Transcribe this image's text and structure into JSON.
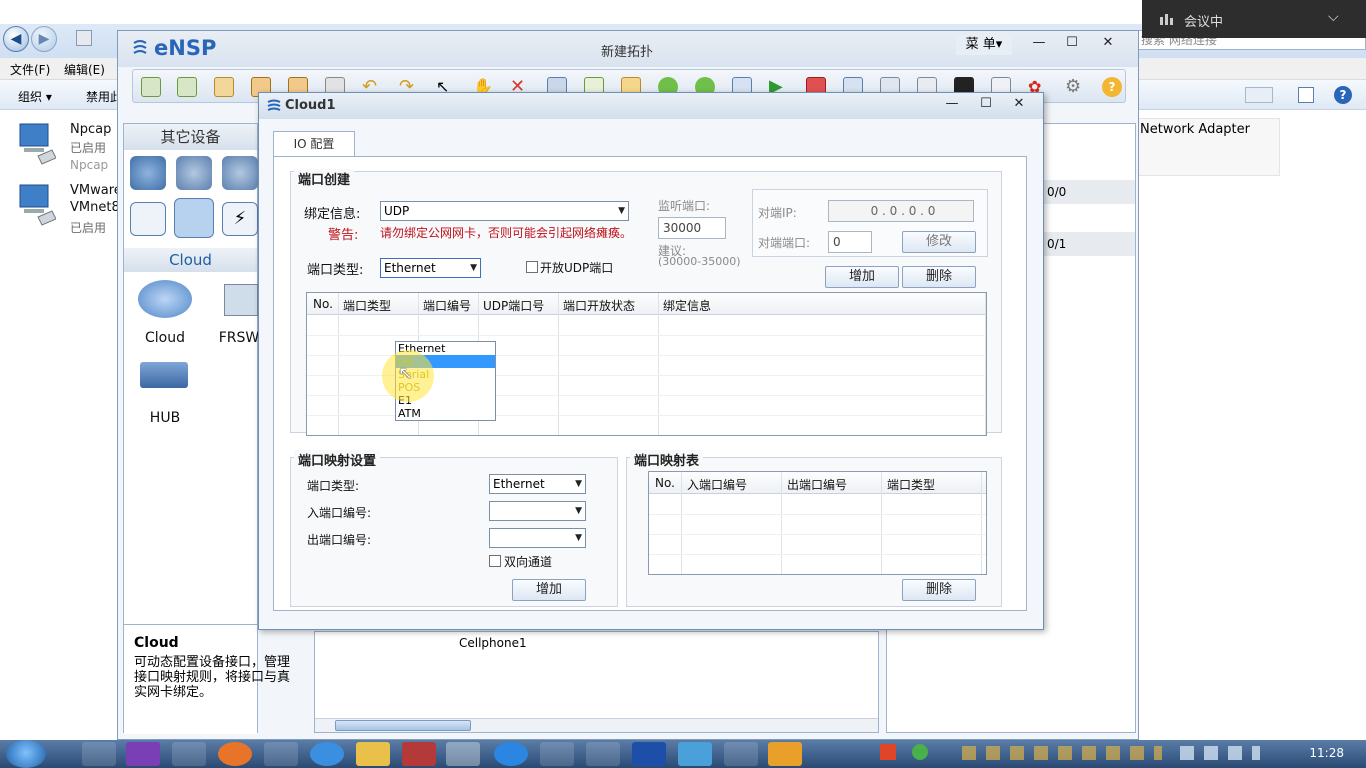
{
  "explorer": {
    "menu": [
      "文件(F)",
      "编辑(E)"
    ],
    "toolbar": [
      "组织 ▾",
      "禁用此"
    ],
    "adapters": [
      {
        "name": "Npcap",
        "status": "已启用",
        "sub": "Npcap"
      },
      {
        "name": "VMware",
        "name2": "VMnet8",
        "status": "已启用"
      }
    ],
    "right_adapter": "Network Adapter",
    "search_placeholder": "搜索 网络连接"
  },
  "meeting": {
    "label": "会议中"
  },
  "ensp": {
    "logo": "eNSP",
    "title": "新建拓扑",
    "menu_label": "菜 单▾",
    "left_panel": {
      "header_other": "其它设备",
      "header_cloud": "Cloud",
      "devices": [
        "Cloud",
        "FRSW",
        "HUB"
      ],
      "desc_title": "Cloud",
      "desc_text": "可动态配置设备接口，管理接口映射规则，将接口与真实网卡绑定。"
    },
    "canvas_label": "Cellphone1",
    "right_panel": {
      "rows": [
        "0/0",
        "0/1"
      ]
    }
  },
  "cloud": {
    "title": "Cloud1",
    "tab": "IO 配置",
    "port_create": {
      "legend": "端口创建",
      "bind_label": "绑定信息:",
      "bind_value": "UDP",
      "warn_label": "警告:",
      "warn_text": "请勿绑定公网网卡，否则可能会引起网络瘫痪。",
      "type_label": "端口类型:",
      "type_value": "Ethernet",
      "open_udp": "开放UDP端口",
      "listen_label": "监听端口:",
      "listen_value": "30000",
      "suggest_label": "建议:",
      "suggest_range": "(30000-35000)",
      "peer_ip_label": "对端IP:",
      "peer_ip_value": "0 . 0 . 0 . 0",
      "peer_port_label": "对端端口:",
      "peer_port_value": "0",
      "modify": "修改",
      "add": "增加",
      "delete": "删除",
      "columns": [
        "No.",
        "端口类型",
        "端口编号",
        "UDP端口号",
        "端口开放状态",
        "绑定信息"
      ],
      "dropdown": [
        "Ethernet",
        "GE",
        "Serial",
        "POS",
        "E1",
        "ATM"
      ],
      "dropdown_selected": "GE"
    },
    "port_map": {
      "legend": "端口映射设置",
      "type_label": "端口类型:",
      "type_value": "Ethernet",
      "in_label": "入端口编号:",
      "out_label": "出端口编号:",
      "bidir": "双向通道",
      "add": "增加"
    },
    "map_table": {
      "legend": "端口映射表",
      "columns": [
        "No.",
        "入端口编号",
        "出端口编号",
        "端口类型"
      ],
      "delete": "删除"
    }
  },
  "taskbar": {
    "clock": "11:28"
  }
}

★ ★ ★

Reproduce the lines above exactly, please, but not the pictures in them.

Transcribe this image's text and structure into JSON.
{
  "explorer": {
    "menu": [
      "文件(F)",
      "编辑(E)"
    ],
    "toolbar": [
      "组织 ▾",
      "禁用此"
    ],
    "adapters": [
      {
        "name": "Npcap",
        "status": "已启用",
        "sub": "Npcap"
      },
      {
        "name": "VMware",
        "name2": "VMnet8",
        "status": "已启用"
      }
    ],
    "right_adapter": "Network Adapter",
    "search_placeholder": "搜索 网络连接"
  },
  "meeting": {
    "label": "会议中"
  },
  "ensp": {
    "logo": "eNSP",
    "title": "新建拓扑",
    "menu_label": "菜 单▾",
    "left_panel": {
      "header_other": "其它设备",
      "header_cloud": "Cloud",
      "devices": [
        "Cloud",
        "FRSW",
        "HUB"
      ],
      "desc_title": "Cloud",
      "desc_text": "可动态配置设备接口，管理接口映射规则，将接口与真实网卡绑定。"
    },
    "canvas_label": "Cellphone1",
    "right_panel": {
      "rows": [
        "0/0",
        "0/1"
      ]
    }
  },
  "cloud": {
    "title": "Cloud1",
    "tab": "IO 配置",
    "port_create": {
      "legend": "端口创建",
      "bind_label": "绑定信息:",
      "bind_value": "UDP",
      "warn_label": "警告:",
      "warn_text": "请勿绑定公网网卡，否则可能会引起网络瘫痪。",
      "type_label": "端口类型:",
      "type_value": "Ethernet",
      "open_udp": "开放UDP端口",
      "listen_label": "监听端口:",
      "listen_value": "30000",
      "suggest_label": "建议:",
      "suggest_range": "(30000-35000)",
      "peer_ip_label": "对端IP:",
      "peer_ip_value": "0 . 0 . 0 . 0",
      "peer_port_label": "对端端口:",
      "peer_port_value": "0",
      "modify": "修改",
      "add": "增加",
      "delete": "删除",
      "columns": [
        "No.",
        "端口类型",
        "端口编号",
        "UDP端口号",
        "端口开放状态",
        "绑定信息"
      ],
      "dropdown": [
        "Ethernet",
        "GE",
        "Serial",
        "POS",
        "E1",
        "ATM"
      ],
      "dropdown_selected": "GE"
    },
    "port_map": {
      "legend": "端口映射设置",
      "type_label": "端口类型:",
      "type_value": "Ethernet",
      "in_label": "入端口编号:",
      "out_label": "出端口编号:",
      "bidir": "双向通道",
      "add": "增加"
    },
    "map_table": {
      "legend": "端口映射表",
      "columns": [
        "No.",
        "入端口编号",
        "出端口编号",
        "端口类型"
      ],
      "delete": "删除"
    }
  },
  "taskbar": {
    "clock": "11:28"
  }
}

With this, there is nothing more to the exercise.